Ernest Hemingway began his novel "Across the River and Into the Trees" with the description of a duck hunt in Italy. You can see and feel the hunter sitting in the small boat before sunrise and the dog waiting in the bow of the boat eager to retrieve and the guide, poling the boat through the thin ice breaking like glass. You soon are aware of the guide’s dislike of his occupation and the hunter helping him anyway, and then you hear the sound of the ducks overhead in the darkness. No one can write about hunting this way who isn’t a hunter—and who doesn’t, deep down, have a love for the outdoors and the game we hunt.
Hemingway did that for us at a time when it was fashionable mainstream to be a hunter, and then, toward his end, when it was falling fast out of fashion.
His nonfiction novel "Green Hills of Africa," written in 1935, gives us sweeping panoramas and game in herds on the plains and in the bush. There are shots made beautifully and those that weren’t.
His stories about hunting were really always about more than hunting—which, as we know, a hunting story so often is.
Hemingway’s short story "The Short Happy Life of Francis Macomber" published the following year gives us a wealthy man in his early 30s and his attractive wife on the edge of something only someone who tests themselves in some real way can know. Francis, who’d never really proven himself to himself, runs from a charging lion he’d wounded. His professional hunter (PH), Robert Wilson (played by Gregory Peck in the classic 1947 movie), stands his ground and kills the lion. When they return to camp Wilson has the quiet confidence of a man who has proven himself. Unlike so many American action heroes today, he even has the humility of a man who is so secure he doesn’t need to say so.
Francis’ manliness, meanwhile, has a yellow hole shot right through it. Wilson knows this, but is reluctant to talk about it. Saying such things aloud, he believes, only intensify the trouble. Best to leave such failings to the quiet parts of a man’s mind where he can turn them over and learn from them without being publicly scarred by them.
When Francis, nevertheless, wants to talk about the cowardice he exhibited, Wilson tells him it is done and should be left in the field. Wilson implies that Francis will have other chances to redeem himself as long as he doesn’t stop trying, as long as he doesn’t let it grow into a defining characteristic. Nevertheless, Francis keeps pushing for comforting words.
Wilson thinks, but keeps it to himself, that he doesn’t understand how American men “stay little boys so long ... sometimes all their lives ... the great American boy-men.”
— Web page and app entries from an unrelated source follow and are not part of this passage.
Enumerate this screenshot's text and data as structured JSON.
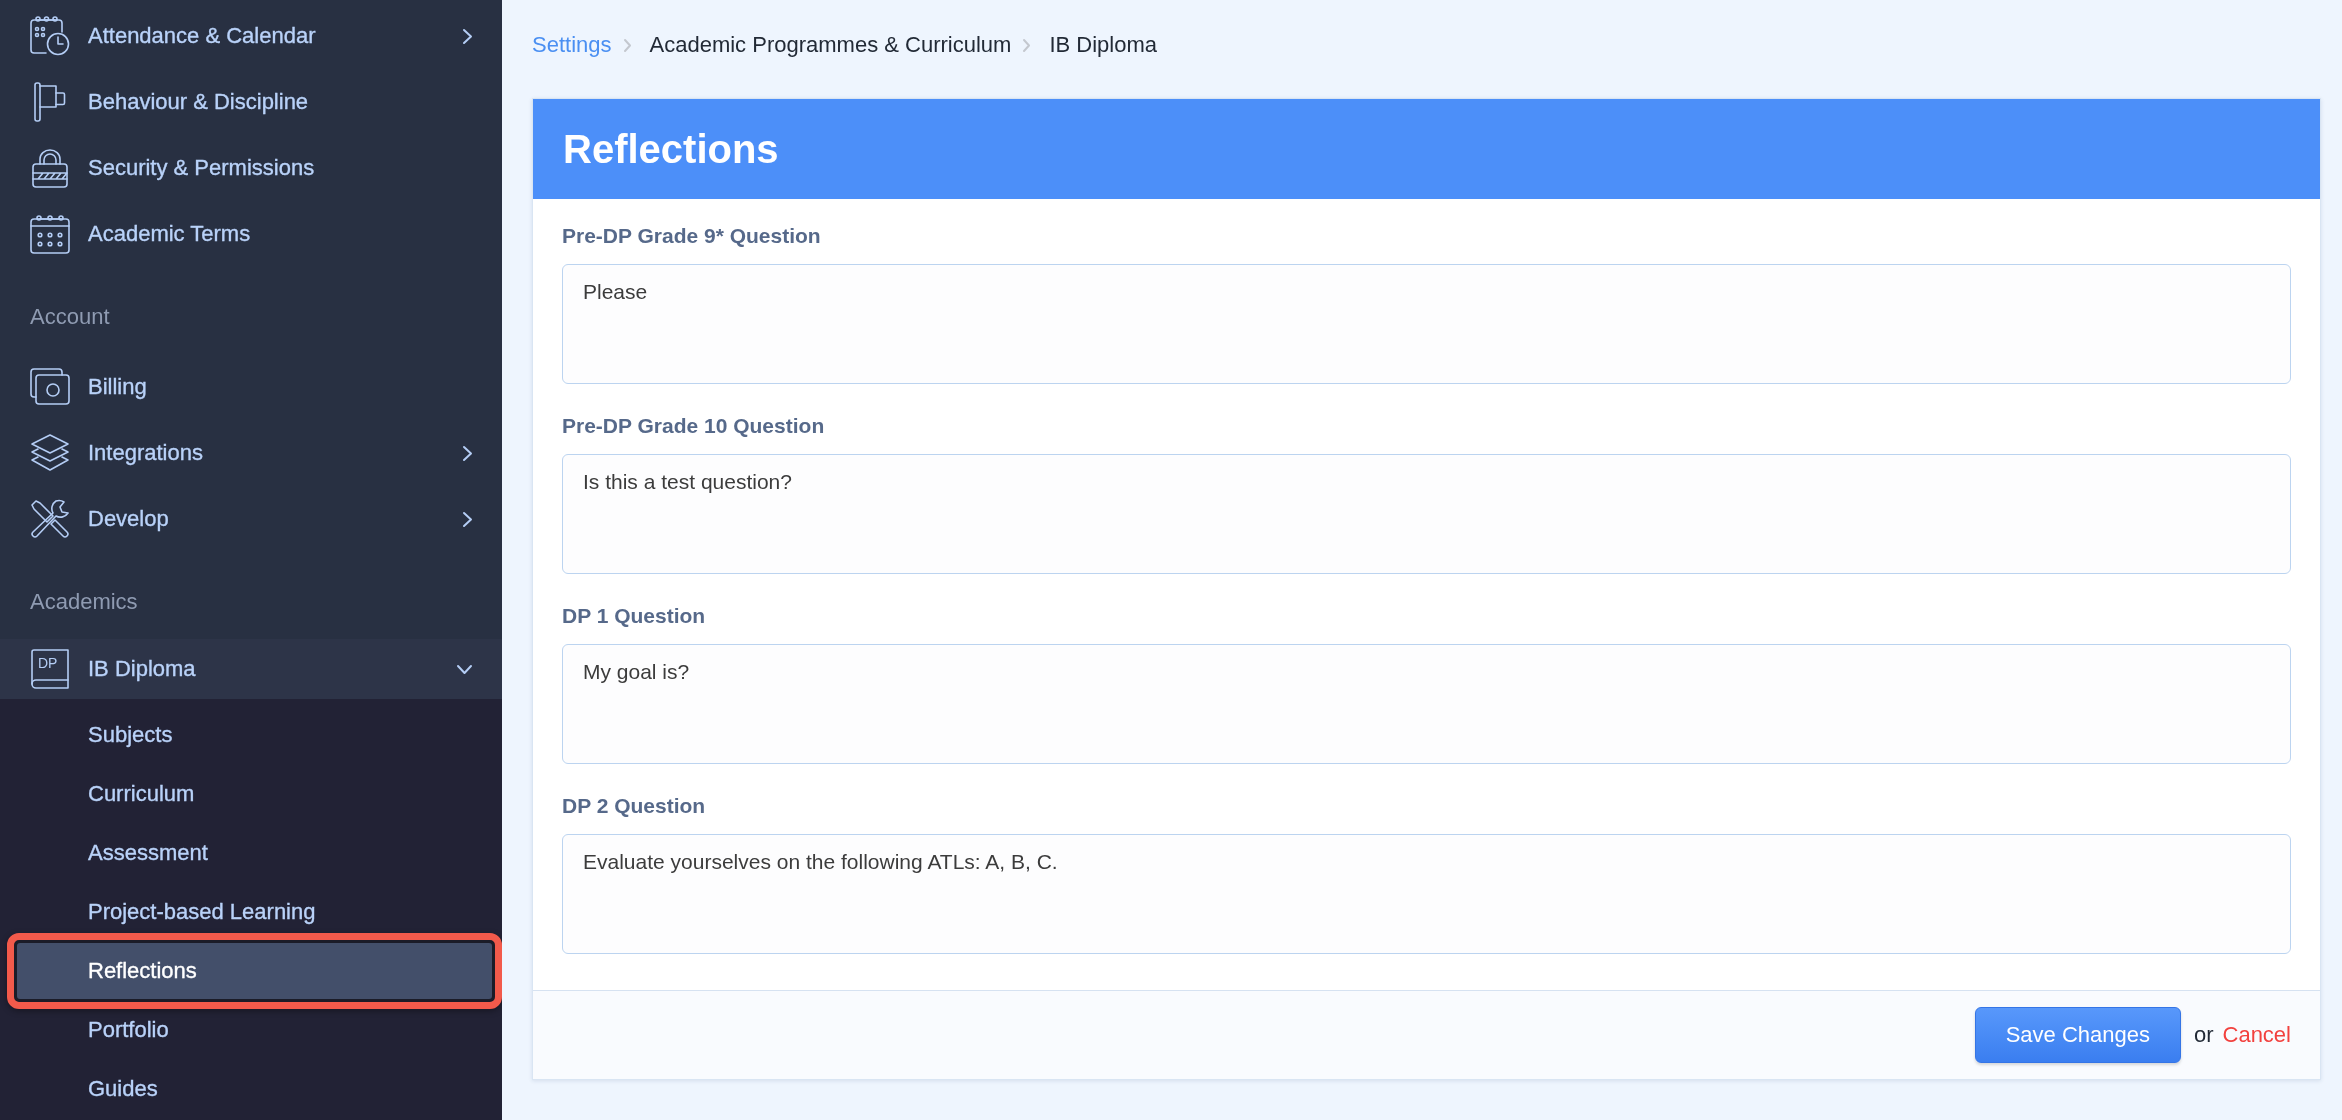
{
  "sidebar": {
    "sections": [
      {
        "items": [
          {
            "label": "Attendance & Calendar",
            "expanded": false
          },
          {
            "label": "Behaviour & Discipline"
          },
          {
            "label": "Security & Permissions"
          },
          {
            "label": "Academic Terms"
          }
        ]
      },
      {
        "heading": "Account",
        "items": [
          {
            "label": "Billing"
          },
          {
            "label": "Integrations",
            "expanded": false
          },
          {
            "label": "Develop",
            "expanded": false
          }
        ]
      },
      {
        "heading": "Academics",
        "items": [
          {
            "label": "IB Diploma",
            "icon_label": "DP",
            "expanded": true,
            "children": [
              {
                "label": "Subjects",
                "selected": false
              },
              {
                "label": "Curriculum",
                "selected": false
              },
              {
                "label": "Assessment",
                "selected": false
              },
              {
                "label": "Project-based Learning",
                "selected": false
              },
              {
                "label": "Reflections",
                "selected": true
              },
              {
                "label": "Portfolio",
                "selected": false
              },
              {
                "label": "Guides",
                "selected": false
              }
            ]
          }
        ]
      }
    ]
  },
  "breadcrumb": [
    {
      "label": "Settings",
      "kind": "link"
    },
    {
      "label": "Academic Programmes & Curriculum",
      "kind": "crumb"
    },
    {
      "label": "IB Diploma",
      "kind": "crumb"
    }
  ],
  "panel": {
    "title": "Reflections",
    "fields": [
      {
        "label": "Pre-DP Grade 9* Question",
        "value": "Please"
      },
      {
        "label": "Pre-DP Grade 10 Question",
        "value": "Is this a test question?"
      },
      {
        "label": "DP 1 Question",
        "value": "My goal is?"
      },
      {
        "label": "DP 2 Question",
        "value": "Evaluate yourselves on the following ATLs: A, B, C."
      }
    ],
    "footer": {
      "save_button": "Save Changes",
      "separator": "or",
      "cancel_link": "Cancel"
    }
  }
}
"His stories about hunting were really always about more than hunting—which, as we know, a hunting story so often is."Later, Francis does redeem his manhood by standing up to a charging Cape buffalo in a real rite of passage. His wife, shooting from behind him, shoots Francis threw the back of his skull. She tells the PH she was shooting at the buffalo. He doesn’t buy it. He thinks that she knew, now that he’d stood up as a man, he’d leave her. That’s Wilson’s conclusion, but Hemingway never says if his conclusion was correct. It is left an open question. What we do know is Francis died a man.
Such is the manly stuff for which Hemingway is known. His characters faced reality and, at their best, exhibited grace under pressure. Hunting, Hemingway knew, isn’t just a metaphor. It is real. It is what is real, but we face courageously nevertheless, that grows us up honestly, according to nature’s real rules.
Though the advice to look at nature practically and honestly as we challenge ourselves has never been more important than now, there is something else Hemingway was showing us in his body of work through hunting.
Hemingway showed us in "The Sun Also Rises," for example, written in 1936, that a mature person grounded in nature’s reality also can live more authentically when he or she is outside of nature.
Harry “Stoney” Stoneback, a college professor of literature, poet and past president of The Hemingway Society, taught me this.
When I visited his home near New Paltz, N.Y., Stoney told me that when he was a young professor teaching a course in Paris in the late 1960s “by the sheer force of cultural complicity, at least,” he said, “I shared in the ill-informed condescension toward Hemingway that had become so fashionable.” But then, one day in Paris, he picked up a copy of "The Sun Also Rises" and began to read and found he’d always seen Paris through Hemingway’s descriptions burned into him when he was a teen. He said they were a part of him because he and Hemingway had a love of the outdoors in common.
At the time, Stoney says he had literary evenings in Paris with French and American writers “in lavish penthouses off Etoile and private receptions for artists” and that he found that “in spite of their condescension to Hemingway as some kind of outré fisherman or gauche big-game hunter, bully, self-parotic monosyllabic mutterer, many were really trying to relive Hemingway’s Paris, trying too hard and doing it with infinitely less style, grace, intelligence, and discipline.”
They didn’t understand what had grounded Hemingway, though Hemingway hardly hid it from them. Hemingway was a hunter and fisherman and a gun owner. He understood these real and practical things and they made his writing genuine. They have kept him almost timeless. This is the key to what Hemingway taught us about ourselves through hunting. Much more is in my book “This Will Make a Man of You.”